Consulting services rank as the top type of business for nurse entrepreneurs notes Podlesni. “It’s unbelievable the knowledge and experience nurses have that translates so well to providing consulting services, depending on the specialty they’re involved in.”
Education and training represent another big area for nurse entrepreneurship. Elder care is a further area of opportunity, she notes. She says that with insufficient facilities available to care for those over age 65, how seniors will age in place and maintain their health provides an “endless array of services” in the senior care market. Other popular areas for entrepreneurship include mental health and wellness; holistic nursing; informatics; and legal nurse consulting.
Getting Started as a Nurse Entrepreneur
Nurses, notes Podlesni, need to be mindful of the business aspects of healthcare, including such areas as technology, legislation, and socioeconomics. Such awareness can alert them to opportunities. “Nurses just becoming more aware and understanding that they have potential to practice independently as they choose” is important, she notes.
Nurse entrepreneurship involves “nurses understanding and believing in themselves, that they can create a business and independence that allows them to have the lifestyle they choose to lead,” says Podlesni. “I think that’s what most nurses want. They want more autonomy.”
With constant upheaval and changes in the health care system, nurses need to diversify their knowledge, including learning how to incorporate sound business decisions into their practice. Many nurses today are choosing the entrepreneurial path to coincide with their nursing career in order to protect the longevity and financial future of their careers. The National Nurses in Business Association (NNBA) is helping nurses unite in their own businesses with the Nurse Entrepreneurship and Career Alternatives Conference running October 14-16 in Las Vegas, NV.

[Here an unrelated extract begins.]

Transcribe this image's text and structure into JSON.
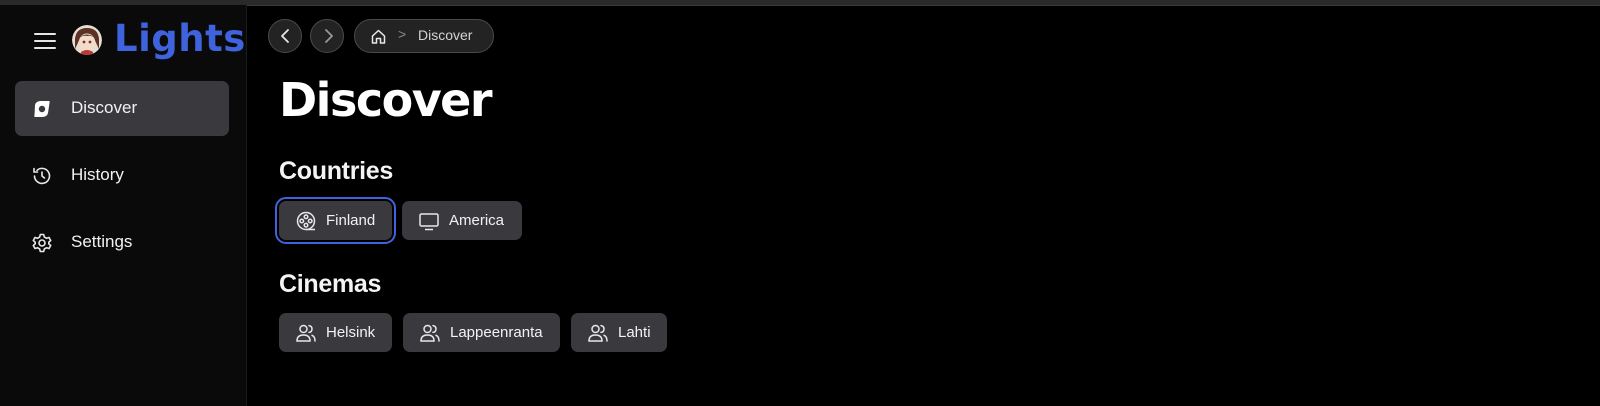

NNBA is a professional nursing association for nurses transitioning from traditional nursing to small business ownership and self-employment. Membership provides nurses with the knowledge and tools to meet their entrepreneurial goals and connect with members of an extensive network of colleagues and resources to help navigate their business success.
The theme for this year’s NNBA conference is “Advancing Nurses Through Entrepreneurship.” All practicing nurses, aspiring nurse entrepreneurs, and current nurse entrepreneurs who wish to grow their business can attend the educational and professional development event. Attendees will benefit from nationally-acclaimed speakers and business owners, learn tools and take-a-ways to start their business, and receive information on how to make their current business more successful.
Conference highlights will include more than 19 sessions on nurse’s roles in the new health care landscape; transitioning to being a nurse entrepreneur; how to start or grow a business; effective business management; marketing and diversifying a business; social media tips from nurse writers and bloggers; and more. Attendees can also expect to hear from keynote speaker Dr. Louise Jakubik and attend optional pre-conference workshops about elder care business, blogging, podcasting, and other career and business insights essential to entrepreneurship.